(MATERIALS PROVIDED Opens)

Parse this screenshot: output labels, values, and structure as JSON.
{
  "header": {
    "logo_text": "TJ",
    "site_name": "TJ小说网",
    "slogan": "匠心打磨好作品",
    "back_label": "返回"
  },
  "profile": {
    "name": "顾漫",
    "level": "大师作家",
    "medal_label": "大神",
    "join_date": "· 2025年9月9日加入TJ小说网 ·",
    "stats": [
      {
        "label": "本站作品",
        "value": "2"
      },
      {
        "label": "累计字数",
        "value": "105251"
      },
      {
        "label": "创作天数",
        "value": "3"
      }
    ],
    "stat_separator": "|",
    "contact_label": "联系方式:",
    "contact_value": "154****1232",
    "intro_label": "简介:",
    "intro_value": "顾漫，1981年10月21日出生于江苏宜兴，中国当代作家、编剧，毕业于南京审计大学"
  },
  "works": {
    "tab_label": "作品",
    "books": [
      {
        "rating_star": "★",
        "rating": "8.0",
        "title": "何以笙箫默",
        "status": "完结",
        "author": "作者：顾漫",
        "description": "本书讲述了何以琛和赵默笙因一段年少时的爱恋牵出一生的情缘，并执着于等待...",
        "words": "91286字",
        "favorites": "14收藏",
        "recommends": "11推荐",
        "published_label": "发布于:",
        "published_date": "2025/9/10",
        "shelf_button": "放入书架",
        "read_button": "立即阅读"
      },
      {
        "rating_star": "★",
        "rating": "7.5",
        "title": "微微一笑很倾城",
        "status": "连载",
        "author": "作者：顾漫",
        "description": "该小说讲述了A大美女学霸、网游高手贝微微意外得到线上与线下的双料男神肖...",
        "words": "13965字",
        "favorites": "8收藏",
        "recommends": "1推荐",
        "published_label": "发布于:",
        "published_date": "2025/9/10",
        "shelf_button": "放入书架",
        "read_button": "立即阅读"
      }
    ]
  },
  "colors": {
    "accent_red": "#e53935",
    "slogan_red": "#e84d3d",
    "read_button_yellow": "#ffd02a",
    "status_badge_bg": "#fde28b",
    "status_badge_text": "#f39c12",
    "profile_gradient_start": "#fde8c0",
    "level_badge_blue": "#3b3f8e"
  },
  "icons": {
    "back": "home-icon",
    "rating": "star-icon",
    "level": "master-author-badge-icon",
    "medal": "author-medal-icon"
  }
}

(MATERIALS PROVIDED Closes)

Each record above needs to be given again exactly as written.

Parse this screenshot: output labels, values, and structure as JSON.
{
  "header": {
    "logo_text": "TJ",
    "site_name": "TJ小说网",
    "slogan": "匠心打磨好作品",
    "back_label": "返回"
  },
  "profile": {
    "name": "顾漫",
    "level": "大师作家",
    "medal_label": "大神",
    "join_date": "· 2025年9月9日加入TJ小说网 ·",
    "stats": [
      {
        "label": "本站作品",
        "value": "2"
      },
      {
        "label": "累计字数",
        "value": "105251"
      },
      {
        "label": "创作天数",
        "value": "3"
      }
    ],
    "stat_separator": "|",
    "contact_label": "联系方式:",
    "contact_value": "154****1232",
    "intro_label": "简介:",
    "intro_value": "顾漫，1981年10月21日出生于江苏宜兴，中国当代作家、编剧，毕业于南京审计大学"
  },
  "works": {
    "tab_label": "作品",
    "books": [
      {
        "rating_star": "★",
        "rating": "8.0",
        "title": "何以笙箫默",
        "status": "完结",
        "author": "作者：顾漫",
        "description": "本书讲述了何以琛和赵默笙因一段年少时的爱恋牵出一生的情缘，并执着于等待...",
        "words": "91286字",
        "favorites": "14收藏",
        "recommends": "11推荐",
        "published_label": "发布于:",
        "published_date": "2025/9/10",
        "shelf_button": "放入书架",
        "read_button": "立即阅读"
      },
      {
        "rating_star": "★",
        "rating": "7.5",
        "title": "微微一笑很倾城",
        "status": "连载",
        "author": "作者：顾漫",
        "description": "该小说讲述了A大美女学霸、网游高手贝微微意外得到线上与线下的双料男神肖...",
        "words": "13965字",
        "favorites": "8收藏",
        "recommends": "1推荐",
        "published_label": "发布于:",
        "published_date": "2025/9/10",
        "shelf_button": "放入书架",
        "read_button": "立即阅读"
      }
    ]
  },
  "colors": {
    "accent_red": "#e53935",
    "slogan_red": "#e84d3d",
    "read_button_yellow": "#ffd02a",
    "status_badge_bg": "#fde28b",
    "status_badge_text": "#f39c12",
    "profile_gradient_start": "#fde8c0",
    "level_badge_blue": "#3b3f8e"
  },
  "icons": {
    "back": "home-icon",
    "rating": "star-icon",
    "level": "master-author-badge-icon",
    "medal": "author-medal-icon"
  }
}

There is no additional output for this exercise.